In my training career, one of my goals has been to become a StrongFirst Iron Maiden. The StrongFirst Iron Maiden/Beast Tamer is a challenge composed of three events: the strict military press, a strict tactical pull up, and a pistol squat. Challenging, yet the task becomes even more difficult when a kettlebell added into the equation. To attain this accolade of Iron Maiden/Beast Tamer, each gender must do all 3 movements with a heavy kettlebell, women must use a 24kg bell (53 lbs) and men must do each movement with a 48kg (106 lbs) bell. To note the difficulty of this feat, only 60 men and 31 women have succeeded since the challenge was created in 2005.
I began my journey towards becoming an Iron Maiden in November of 2015 with the help and programming of my coach, Karen Smith, Master SFG/Chief SFB. Throughout a short window of training, I was able to develop my strength in each of the three movements to meet the challenge standards. The plan was to test in March as testing must be done at a StrongFirst Certification. Plans changed in February of 2016 when, armed with only a shovel, I lost a fight with the snow, leading to an injury that sidelined me for 4 months. This unwanted four month vacation from training messed with not only my mind but also my body. Upon returning to training, I was frustrated with my loss of strength.
Instead I chose to distract myself and opted to prepare for my upcoming StrongFirst Barbell (SFL) Certification in Italy. By prioritizing the certification over Iron Maiden, my skills slipped a bit. Luckily I was able to maintain my overhead pressing ability and pistol squat strength. Even with the lapse in my specific training for the event, I chose to test in order to know the feeling associated with performing these skills in front of a big crowd at the certification.
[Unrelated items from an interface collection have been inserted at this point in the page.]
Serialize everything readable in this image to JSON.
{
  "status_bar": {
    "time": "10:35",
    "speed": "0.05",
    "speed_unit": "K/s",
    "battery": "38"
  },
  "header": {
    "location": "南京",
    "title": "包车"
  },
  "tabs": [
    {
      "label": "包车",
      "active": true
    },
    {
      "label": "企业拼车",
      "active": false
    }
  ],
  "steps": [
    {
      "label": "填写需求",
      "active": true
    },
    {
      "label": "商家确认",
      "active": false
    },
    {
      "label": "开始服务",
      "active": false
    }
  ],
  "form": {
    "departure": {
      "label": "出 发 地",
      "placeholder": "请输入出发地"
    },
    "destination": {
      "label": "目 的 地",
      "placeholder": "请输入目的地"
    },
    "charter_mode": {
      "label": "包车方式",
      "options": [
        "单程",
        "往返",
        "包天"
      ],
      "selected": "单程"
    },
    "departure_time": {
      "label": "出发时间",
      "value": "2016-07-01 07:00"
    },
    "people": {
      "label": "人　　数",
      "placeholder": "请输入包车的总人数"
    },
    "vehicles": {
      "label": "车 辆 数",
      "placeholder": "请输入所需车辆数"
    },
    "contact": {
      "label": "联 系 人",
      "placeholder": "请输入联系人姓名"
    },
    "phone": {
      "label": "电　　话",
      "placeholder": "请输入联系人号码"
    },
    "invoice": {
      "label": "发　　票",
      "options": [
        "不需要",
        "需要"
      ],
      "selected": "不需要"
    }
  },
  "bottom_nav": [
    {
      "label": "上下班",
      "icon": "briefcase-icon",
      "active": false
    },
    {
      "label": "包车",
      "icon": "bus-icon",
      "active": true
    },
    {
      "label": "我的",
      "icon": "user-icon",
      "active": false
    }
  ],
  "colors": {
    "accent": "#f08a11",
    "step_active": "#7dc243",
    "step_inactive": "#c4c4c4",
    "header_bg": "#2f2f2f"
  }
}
On test day, I began with the pull-up, failing my first attempt out of the 2 attempts allowed. Moving to the other two movements, I was successful. Pistol? Done! Press? Nailed it! Then it was back to the pull-up. Although I came close, I did not earn the title that day of Iron Maiden. What did earn was the confidence needed to perform in front of the crowd. It gave me the energy and the “in-the-zone” feeling I’ve missed from my collegiate soccer days. My desire to train was renewed once again. Upon returning to the US, illness caused another snag on my quest for the Iron Maiden title. I was sick for 10 days, lost 10 lbs, and once again my training was put on a hiatus. Being a busy business owner, instructor and head coach of Kennett High School Girls Soccer; my Iron Maiden training fell even lower on the list.
Now as I sit here on this cold December day, realizing just how many setbacks I have had, which I have come back from, I feel the fire reigniting. For the past 8 weeks, I have combined a strict Iron Maiden program with my powerlifting routine, in hopes to reach this goal by the end of 2018. Through this process, I am reminded of the key component of the philosophy I have created at ANCHOR: strength is a journey. It's not going to appear overnight, but rather with months, if not years, of training and consistency. My training helps me with life inside and outside of the gym, so for now I roll with the punches of training- the good days and the bad, the strong days and the less strong- persevering through whatever life may throw in the path of my strength journey. I must practice what I preach, and hopefully such habits will help me achieve my goal of becoming an Iron Maiden.
So many members come in despite crazy work schedules and lives that can throw many curveballs along the way. There will be great days, worse days, and days where you simply do not want to step foot in the gym. To you all, I ask that you do your best to keep your strength journey consistent, for it will benefit you both inside and outside of the ANCHOR walls. As Winston Churchill explained, “continuous effort- not strength or intelligence- is the key to unlocking our potential.”